Pixx also had their track "Funsize" featured on FIFA 20. Vocalist Hannah Rodgers tells Goal: "A lot of comments on the video made me giggle. I never would've expected 'Funsize' to be a song that got on FIFA.

"I think the video draws out a whole other level of weirdness when FIFA fans find their way to it – some of them say it scares them, which was obviously always my aim!"

Another Sky and Pixx are both alternative bands that hail from a very specific area of south-east London, home to one of the most exciting new music scenes in the country.

Though both bands lean towards guitar music, their FIFA 20 neighbours such as Loyle Carner and Major Lazer hail from genres far and wide.

The process of selecting bands for FIFA soundtrack, according to Schnur, is done with the utmost care.

“This isn’t a random effort,” continues Schnur. “We're not in the 11th hour going, 'let's just go find 20 or 30 songs'. We put a year into defining the soundtrack.

“We go through thousands of bands. We never say, we need six bands from the UK and five from somewhere else. We assume everybody wants to embrace music from a global football culture.

“Everybody’s a music fan, and within soccer, there are no geographical boundaries. It’s been successful because soccer has never erased the culture of their players and younger fans.”

Even the cultural tone of music has shifted from where the conversation was, decades ago. It was commonplace for bands to figure out how they could get their song on the radio. Now, it is a bucket list ideal for an artist to land a song on FIFA.

For Schnur and Pettus, the most rewarding part of curating FIFA soundtracks is the international bridge it acts between music fans and football fans.

FIFA soundtracks serve as the passionate, connective tissue between supporters all over the world and the songs in the game – in the hope that the music, just like football, will resonate with people and bring them closer together.

“We’re finding bands that we feel will change people's lives, not just ours. People still feel music. It still defines moments in their lives. It's that important to people,” says Schnur.

“It breaks my heart when a band can't suddenly go from playing a club to Madison Square Garden. But the truth that a band can get on FIFA and have fans from all over the world, reaching out to them – that kind of success is stunning to me.”

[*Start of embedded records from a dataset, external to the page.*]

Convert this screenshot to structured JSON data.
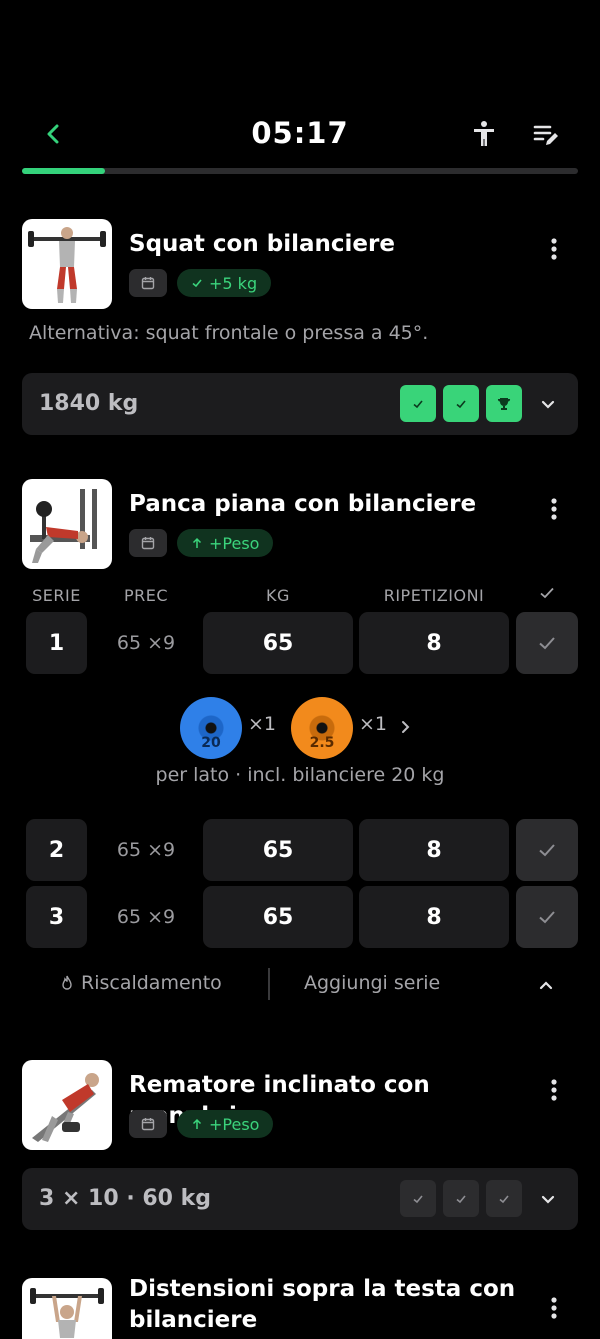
{
  "header": {
    "timer": "05:17",
    "progress": 0.15,
    "icons": [
      "back-icon",
      "body-icon",
      "edit-list-icon"
    ],
    "accent": "#34d27b"
  },
  "exercises": [
    {
      "title": "Squat con bilanciere",
      "tag": "+5 kg",
      "tag_icon": "check-icon",
      "note": "Alternativa: squat frontale o pressa a 45°.",
      "summary": "1840 kg",
      "chips": [
        "check",
        "check",
        "trophy"
      ]
    },
    {
      "title": "Panca piana con bilanciere",
      "tag": "+Peso",
      "tag_icon": "arrow-up-icon",
      "columns": {
        "set": "SERIE",
        "prev": "PREC",
        "kg": "KG",
        "reps": "RIPETIZIONI"
      },
      "sets": [
        {
          "set": "1",
          "prev": "65 ×9",
          "kg": "65",
          "reps": "8"
        },
        {
          "set": "2",
          "prev": "65 ×9",
          "kg": "65",
          "reps": "8"
        },
        {
          "set": "3",
          "prev": "65 ×9",
          "kg": "65",
          "reps": "8"
        }
      ],
      "plates": [
        {
          "weight": "20",
          "count": "×1",
          "color": "#2f80e8"
        },
        {
          "weight": "2.5",
          "count": "×1",
          "color": "#f28a1c"
        }
      ],
      "plates_note": "per lato · incl. bilanciere 20 kg",
      "warmup_label": "Riscaldamento",
      "add_set_label": "Aggiungi serie"
    },
    {
      "title": "Rematore inclinato con manubri",
      "tag": "+Peso",
      "tag_icon": "arrow-up-icon",
      "summary": "3 × 10 · 60 kg",
      "chips": [
        "check",
        "check",
        "check"
      ]
    },
    {
      "title": "Distensioni sopra la testa con bilanciere"
    }
  ]
}
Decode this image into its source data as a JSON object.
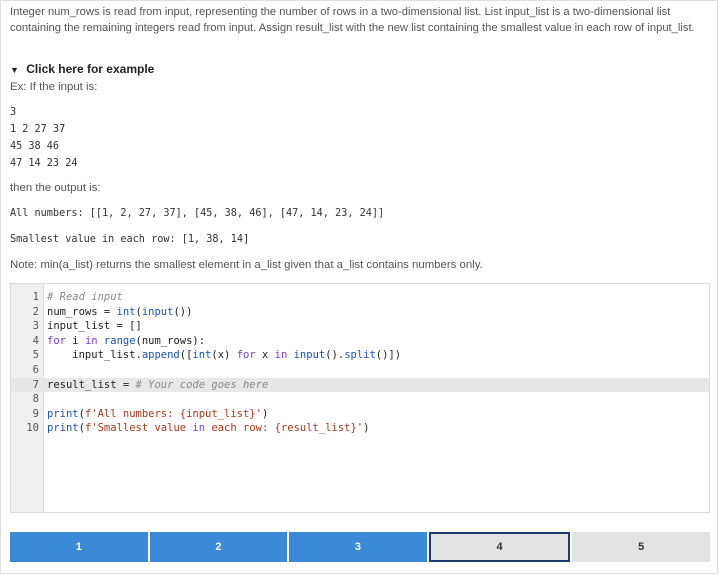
{
  "prompt": "Integer num_rows is read from input, representing the number of rows in a two-dimensional list. List input_list is a two-dimensional list containing the remaining integers read from input. Assign result_list with the new list containing the smallest value in each row of input_list.",
  "example": {
    "toggle_label": "Click here for example",
    "intro": "Ex: If the input is:",
    "input_lines": [
      "3",
      "1 2 27 37",
      "45 38 46",
      "47 14 23 24"
    ],
    "then_text": "then the output is:",
    "output_lines": [
      "All numbers: [[1, 2, 27, 37], [45, 38, 46], [47, 14, 23, 24]]",
      "Smallest value in each row: [1, 38, 14]"
    ],
    "note": "Note: min(a_list) returns the smallest element in a_list given that a_list contains numbers only."
  },
  "editor": {
    "active_line": 7,
    "lines": [
      {
        "n": "1",
        "code": "# Read input"
      },
      {
        "n": "2",
        "code": "num_rows = int(input())"
      },
      {
        "n": "3",
        "code": "input_list = []"
      },
      {
        "n": "4",
        "code": "for i in range(num_rows):"
      },
      {
        "n": "5",
        "code": "    input_list.append([int(x) for x in input().split()])"
      },
      {
        "n": "6",
        "code": ""
      },
      {
        "n": "7",
        "code": "result_list = # Your code goes here"
      },
      {
        "n": "8",
        "code": ""
      },
      {
        "n": "9",
        "code": "print(f'All numbers: {input_list}')"
      },
      {
        "n": "10",
        "code": "print(f'Smallest value in each row: {result_list}')"
      }
    ]
  },
  "progress": {
    "current": 4,
    "steps": [
      {
        "label": "1",
        "state": "completed"
      },
      {
        "label": "2",
        "state": "completed"
      },
      {
        "label": "3",
        "state": "completed"
      },
      {
        "label": "4",
        "state": "current"
      },
      {
        "label": "5",
        "state": "pending"
      }
    ]
  },
  "colors": {
    "accent": "#3c8ad7",
    "current_border": "#1f3a6d"
  }
}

“I can close my eyes and listen to a Zeppelin song and tell you where I was when I first heard it. I can tell you the feelings I had.

“That’s what I want from the FIFA soundtracks.”

The FIFA 21 soundtrack is available now. FIFA 21 is released on October 9.